If you are interested in more student directed and assessed language arts and writing curriculum click here.
Meet Dazzle, the amazing language arts wonder dog! Dazzle was brought to me by RZ Alexander. Drop by RZ’s TpT store and see the amazing clip art offered there.
Dazzle is chalk full 😉 of helpful teaching ideas, hints, thoughts, and lessons that will make teaching and learning language arts and writing so much more fun and less stressful. In fact, here’s one now.
Writing notes is something all students want to do so why not let them. With a few quick rules, you will be on your way to a fun time filler activity that keeps students writing and quiet for those times when you run out of things to do and still have some time left before class ends. Use this activity sparingly, usually a few times a month, and your students will be begged to do it.
Students should NOT make any noise as they write their notes and tiptoe around the room delivering them. SO PLAY SOFT MUSIC IN THE BACKGROUND, SIT BACK, AND ENJOY THE QUIET TIME. THE STUDENTS WILL LOVE IT AND SO WILL YOU.
PS: If a student writes a note that is not nice, reiterate what the word NICE means to the class, then refrain from letting the class write notes for a few weeks. They will get the message and be good when you let them resume note writing.
And speaking of writing…here is another fun writing lesson from my TpT store that can be used on Monday morning to get your writing students’ juices flowing and loosen up their writing fingers. It increases fluency and is fun. What could be better?
I love to write curriculum and seem to never run out of ideas, but when it comes to blogging I am often at a loss. Today I have decided to just let if flow.
Anyone familiar with me, or uses my curriculum, knows that I believe in student directed interactive language arts materials because I found that students that are involved in all aspects of their learning are much more successful. I discovered this the first time I passed out my newly developed scoring guide for my students to use to evaluate their weekly creative writing assignment. They were very receptive and even excited at the idea of grading their own writing. As I was collecting the finished assignment, my students were commenting on how much more they enjoyed the lesson when they got to grade their own papers.

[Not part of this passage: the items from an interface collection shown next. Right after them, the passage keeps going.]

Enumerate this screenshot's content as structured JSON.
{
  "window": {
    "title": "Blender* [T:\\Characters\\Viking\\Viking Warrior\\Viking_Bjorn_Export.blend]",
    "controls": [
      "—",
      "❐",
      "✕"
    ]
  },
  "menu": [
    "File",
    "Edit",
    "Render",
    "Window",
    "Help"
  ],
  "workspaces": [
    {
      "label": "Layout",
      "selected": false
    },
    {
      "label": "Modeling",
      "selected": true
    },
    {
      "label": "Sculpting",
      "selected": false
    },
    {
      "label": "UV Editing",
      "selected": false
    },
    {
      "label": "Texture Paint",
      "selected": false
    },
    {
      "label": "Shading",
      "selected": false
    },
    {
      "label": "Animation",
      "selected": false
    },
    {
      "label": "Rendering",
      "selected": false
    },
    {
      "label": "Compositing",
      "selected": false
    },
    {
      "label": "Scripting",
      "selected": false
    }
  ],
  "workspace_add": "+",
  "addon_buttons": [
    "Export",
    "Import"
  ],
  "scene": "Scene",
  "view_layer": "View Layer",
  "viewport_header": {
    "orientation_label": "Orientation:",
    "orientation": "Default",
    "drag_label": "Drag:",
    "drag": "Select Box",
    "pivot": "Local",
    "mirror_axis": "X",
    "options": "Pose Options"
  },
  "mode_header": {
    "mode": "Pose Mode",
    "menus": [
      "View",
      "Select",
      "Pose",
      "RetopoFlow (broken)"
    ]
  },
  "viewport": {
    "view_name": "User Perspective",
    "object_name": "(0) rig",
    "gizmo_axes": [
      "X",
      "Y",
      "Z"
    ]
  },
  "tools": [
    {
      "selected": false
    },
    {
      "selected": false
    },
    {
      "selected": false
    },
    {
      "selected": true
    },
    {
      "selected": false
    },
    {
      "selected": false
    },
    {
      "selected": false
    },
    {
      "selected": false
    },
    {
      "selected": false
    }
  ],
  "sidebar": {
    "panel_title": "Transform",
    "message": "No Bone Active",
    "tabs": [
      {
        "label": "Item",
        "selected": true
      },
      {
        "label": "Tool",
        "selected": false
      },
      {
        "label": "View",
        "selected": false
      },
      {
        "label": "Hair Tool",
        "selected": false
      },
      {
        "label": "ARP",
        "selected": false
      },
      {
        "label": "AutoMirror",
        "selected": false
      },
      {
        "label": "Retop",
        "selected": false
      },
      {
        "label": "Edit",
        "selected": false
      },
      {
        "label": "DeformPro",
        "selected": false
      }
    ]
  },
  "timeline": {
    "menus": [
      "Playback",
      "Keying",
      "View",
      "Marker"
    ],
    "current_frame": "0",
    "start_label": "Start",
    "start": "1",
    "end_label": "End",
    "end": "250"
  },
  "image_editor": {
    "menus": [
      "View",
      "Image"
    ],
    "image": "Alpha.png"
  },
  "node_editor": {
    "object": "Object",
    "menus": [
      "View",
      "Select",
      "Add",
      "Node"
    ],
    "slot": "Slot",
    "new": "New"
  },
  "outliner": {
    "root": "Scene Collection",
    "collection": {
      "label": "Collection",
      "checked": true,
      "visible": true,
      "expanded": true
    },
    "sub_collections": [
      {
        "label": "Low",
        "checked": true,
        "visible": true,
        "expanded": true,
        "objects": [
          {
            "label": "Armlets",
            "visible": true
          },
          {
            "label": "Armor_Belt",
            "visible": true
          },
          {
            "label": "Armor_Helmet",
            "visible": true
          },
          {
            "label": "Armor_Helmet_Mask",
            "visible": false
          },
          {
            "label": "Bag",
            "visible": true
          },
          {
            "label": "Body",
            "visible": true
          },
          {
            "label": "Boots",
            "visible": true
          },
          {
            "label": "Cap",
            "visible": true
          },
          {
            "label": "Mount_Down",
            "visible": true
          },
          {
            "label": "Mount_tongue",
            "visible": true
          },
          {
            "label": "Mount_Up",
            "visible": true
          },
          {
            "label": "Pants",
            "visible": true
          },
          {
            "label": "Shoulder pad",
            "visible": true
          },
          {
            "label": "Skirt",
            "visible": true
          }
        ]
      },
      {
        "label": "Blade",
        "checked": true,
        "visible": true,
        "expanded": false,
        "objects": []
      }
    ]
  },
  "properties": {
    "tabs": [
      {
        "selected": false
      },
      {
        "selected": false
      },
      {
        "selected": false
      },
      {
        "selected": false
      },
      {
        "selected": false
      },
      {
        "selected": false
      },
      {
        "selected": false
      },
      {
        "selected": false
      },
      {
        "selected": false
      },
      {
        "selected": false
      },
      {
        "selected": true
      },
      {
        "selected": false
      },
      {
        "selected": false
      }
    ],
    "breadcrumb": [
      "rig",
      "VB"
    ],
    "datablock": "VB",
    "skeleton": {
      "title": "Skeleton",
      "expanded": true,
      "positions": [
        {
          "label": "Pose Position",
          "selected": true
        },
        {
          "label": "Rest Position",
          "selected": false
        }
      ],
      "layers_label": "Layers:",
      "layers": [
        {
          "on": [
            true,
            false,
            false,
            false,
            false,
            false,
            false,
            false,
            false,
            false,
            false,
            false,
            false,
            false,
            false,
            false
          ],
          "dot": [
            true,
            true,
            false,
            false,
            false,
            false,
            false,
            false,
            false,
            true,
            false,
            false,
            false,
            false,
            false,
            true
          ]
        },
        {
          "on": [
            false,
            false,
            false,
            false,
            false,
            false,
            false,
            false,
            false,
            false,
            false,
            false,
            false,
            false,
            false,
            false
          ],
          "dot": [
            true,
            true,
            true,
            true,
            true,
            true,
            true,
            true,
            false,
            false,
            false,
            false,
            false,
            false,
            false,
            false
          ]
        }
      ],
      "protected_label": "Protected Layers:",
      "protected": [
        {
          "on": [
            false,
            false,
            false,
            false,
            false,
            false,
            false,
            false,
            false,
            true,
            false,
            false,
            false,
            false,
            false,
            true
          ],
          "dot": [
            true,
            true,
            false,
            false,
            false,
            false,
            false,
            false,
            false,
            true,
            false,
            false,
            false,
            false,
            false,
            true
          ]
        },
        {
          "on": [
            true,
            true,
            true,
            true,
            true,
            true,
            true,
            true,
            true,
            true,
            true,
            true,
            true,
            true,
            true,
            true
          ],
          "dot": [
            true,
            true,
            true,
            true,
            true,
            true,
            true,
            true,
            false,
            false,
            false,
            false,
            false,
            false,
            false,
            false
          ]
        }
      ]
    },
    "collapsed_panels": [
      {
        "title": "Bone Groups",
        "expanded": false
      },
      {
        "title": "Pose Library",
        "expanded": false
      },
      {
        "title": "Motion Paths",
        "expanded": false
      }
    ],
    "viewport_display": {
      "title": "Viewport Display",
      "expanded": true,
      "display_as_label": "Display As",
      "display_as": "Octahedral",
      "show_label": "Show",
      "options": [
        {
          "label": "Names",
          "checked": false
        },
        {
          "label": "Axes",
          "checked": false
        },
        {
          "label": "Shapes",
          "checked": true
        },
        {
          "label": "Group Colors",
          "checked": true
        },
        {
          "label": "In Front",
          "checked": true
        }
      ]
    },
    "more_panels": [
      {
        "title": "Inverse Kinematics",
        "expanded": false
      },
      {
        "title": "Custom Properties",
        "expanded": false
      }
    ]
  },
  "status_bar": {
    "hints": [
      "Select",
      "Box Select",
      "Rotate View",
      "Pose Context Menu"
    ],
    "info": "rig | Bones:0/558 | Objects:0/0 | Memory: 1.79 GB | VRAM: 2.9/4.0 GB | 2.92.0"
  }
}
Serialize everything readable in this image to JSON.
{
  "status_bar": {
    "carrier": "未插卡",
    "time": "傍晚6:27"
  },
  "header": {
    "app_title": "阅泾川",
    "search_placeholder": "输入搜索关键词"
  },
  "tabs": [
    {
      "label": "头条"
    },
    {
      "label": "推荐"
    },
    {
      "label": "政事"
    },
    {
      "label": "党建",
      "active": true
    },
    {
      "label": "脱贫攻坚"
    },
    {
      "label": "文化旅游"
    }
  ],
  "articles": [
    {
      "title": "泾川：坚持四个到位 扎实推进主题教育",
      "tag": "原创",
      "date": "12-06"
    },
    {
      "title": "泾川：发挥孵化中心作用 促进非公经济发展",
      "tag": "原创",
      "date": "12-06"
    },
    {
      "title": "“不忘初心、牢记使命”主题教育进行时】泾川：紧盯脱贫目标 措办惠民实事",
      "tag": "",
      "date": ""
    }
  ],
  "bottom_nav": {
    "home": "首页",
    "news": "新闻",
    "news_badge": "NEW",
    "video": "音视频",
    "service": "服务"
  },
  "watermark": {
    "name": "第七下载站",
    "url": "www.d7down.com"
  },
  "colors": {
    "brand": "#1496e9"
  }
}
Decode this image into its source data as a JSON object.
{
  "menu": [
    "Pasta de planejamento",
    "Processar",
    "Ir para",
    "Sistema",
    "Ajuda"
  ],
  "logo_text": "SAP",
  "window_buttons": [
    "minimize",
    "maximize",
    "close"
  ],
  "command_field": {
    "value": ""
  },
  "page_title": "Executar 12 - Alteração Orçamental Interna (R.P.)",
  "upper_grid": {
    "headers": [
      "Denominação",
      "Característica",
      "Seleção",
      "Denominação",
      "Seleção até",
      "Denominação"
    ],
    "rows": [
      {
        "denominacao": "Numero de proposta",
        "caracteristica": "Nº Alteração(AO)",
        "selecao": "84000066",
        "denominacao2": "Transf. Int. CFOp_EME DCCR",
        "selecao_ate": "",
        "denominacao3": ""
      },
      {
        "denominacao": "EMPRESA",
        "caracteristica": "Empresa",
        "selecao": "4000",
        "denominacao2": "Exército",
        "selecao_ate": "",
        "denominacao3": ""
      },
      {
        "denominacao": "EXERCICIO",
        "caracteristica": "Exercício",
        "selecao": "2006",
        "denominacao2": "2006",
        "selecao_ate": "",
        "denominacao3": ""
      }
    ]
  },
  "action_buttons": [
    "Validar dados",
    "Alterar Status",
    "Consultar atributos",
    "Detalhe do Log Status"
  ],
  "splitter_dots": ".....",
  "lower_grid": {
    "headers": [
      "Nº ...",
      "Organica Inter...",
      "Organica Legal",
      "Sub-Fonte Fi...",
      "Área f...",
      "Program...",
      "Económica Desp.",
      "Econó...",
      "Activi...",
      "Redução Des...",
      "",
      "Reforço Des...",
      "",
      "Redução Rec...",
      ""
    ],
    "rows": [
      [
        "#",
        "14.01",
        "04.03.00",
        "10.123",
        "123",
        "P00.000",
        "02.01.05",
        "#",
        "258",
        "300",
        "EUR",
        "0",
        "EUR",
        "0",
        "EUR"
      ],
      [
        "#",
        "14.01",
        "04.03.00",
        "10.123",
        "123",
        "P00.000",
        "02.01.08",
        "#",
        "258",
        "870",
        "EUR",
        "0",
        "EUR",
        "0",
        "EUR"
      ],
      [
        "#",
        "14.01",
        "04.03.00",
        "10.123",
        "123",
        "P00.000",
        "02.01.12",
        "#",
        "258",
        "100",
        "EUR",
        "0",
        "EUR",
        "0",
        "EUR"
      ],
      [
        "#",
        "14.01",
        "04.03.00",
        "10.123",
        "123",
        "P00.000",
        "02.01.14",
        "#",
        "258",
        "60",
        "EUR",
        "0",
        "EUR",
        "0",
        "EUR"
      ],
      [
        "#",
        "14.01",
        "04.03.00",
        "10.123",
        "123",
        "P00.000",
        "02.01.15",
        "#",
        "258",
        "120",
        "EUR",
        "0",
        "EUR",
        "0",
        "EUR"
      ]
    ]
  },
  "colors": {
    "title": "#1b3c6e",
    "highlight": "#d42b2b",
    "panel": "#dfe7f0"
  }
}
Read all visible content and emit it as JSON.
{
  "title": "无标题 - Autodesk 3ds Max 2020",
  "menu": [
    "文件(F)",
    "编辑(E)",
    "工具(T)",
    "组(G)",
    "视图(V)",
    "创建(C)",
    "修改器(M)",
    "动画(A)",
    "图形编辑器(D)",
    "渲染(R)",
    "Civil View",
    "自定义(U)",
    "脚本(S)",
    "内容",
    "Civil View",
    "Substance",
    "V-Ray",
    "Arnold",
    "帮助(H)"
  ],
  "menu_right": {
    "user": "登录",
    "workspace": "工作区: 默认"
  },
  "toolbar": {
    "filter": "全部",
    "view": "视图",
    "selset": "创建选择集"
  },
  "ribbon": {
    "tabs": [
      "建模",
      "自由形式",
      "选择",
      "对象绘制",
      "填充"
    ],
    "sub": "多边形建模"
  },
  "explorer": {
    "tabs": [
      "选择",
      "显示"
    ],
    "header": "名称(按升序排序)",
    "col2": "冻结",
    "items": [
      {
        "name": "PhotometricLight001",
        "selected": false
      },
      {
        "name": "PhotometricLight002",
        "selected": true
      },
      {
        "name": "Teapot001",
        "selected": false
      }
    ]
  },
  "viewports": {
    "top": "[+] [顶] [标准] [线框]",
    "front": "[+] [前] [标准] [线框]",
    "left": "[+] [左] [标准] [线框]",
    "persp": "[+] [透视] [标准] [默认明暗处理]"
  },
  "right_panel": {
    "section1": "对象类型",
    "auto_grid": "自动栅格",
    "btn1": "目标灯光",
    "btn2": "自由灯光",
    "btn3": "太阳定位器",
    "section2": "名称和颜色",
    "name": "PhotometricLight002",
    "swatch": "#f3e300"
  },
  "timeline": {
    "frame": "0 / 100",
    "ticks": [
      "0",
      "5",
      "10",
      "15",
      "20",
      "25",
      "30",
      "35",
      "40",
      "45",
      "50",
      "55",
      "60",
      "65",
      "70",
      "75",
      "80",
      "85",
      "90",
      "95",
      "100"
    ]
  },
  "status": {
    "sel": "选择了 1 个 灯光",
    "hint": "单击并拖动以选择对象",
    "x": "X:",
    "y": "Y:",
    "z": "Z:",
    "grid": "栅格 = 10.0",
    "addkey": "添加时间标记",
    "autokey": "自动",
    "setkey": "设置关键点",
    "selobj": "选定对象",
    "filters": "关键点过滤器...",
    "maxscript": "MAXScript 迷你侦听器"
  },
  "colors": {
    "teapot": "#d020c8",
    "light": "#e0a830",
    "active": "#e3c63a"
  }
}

One student stopped in after class and said, “Mrs. Darling, I never really understood how teachers graded my papers until today, plus I knew exactly what you expected me to do. I get it now and feel like I wrote a much better paper!”
That was all it took to convince me that I was on the right track, and I have not looked back since.
Today’s blog is just me rambling and sipping my coffee. I hope you all have a great day!
Our granddaughter Lucy’s class had a little problem with lice, so her mother had to do a comb for the little buggers. When Lucy woke up this morning she discovered that Jewel’s had gone through the process too.
Our daughter stated, “One can’t be too careful when it comes to guarding against lice!”
Lucy said, “Jewels is smart and funny!”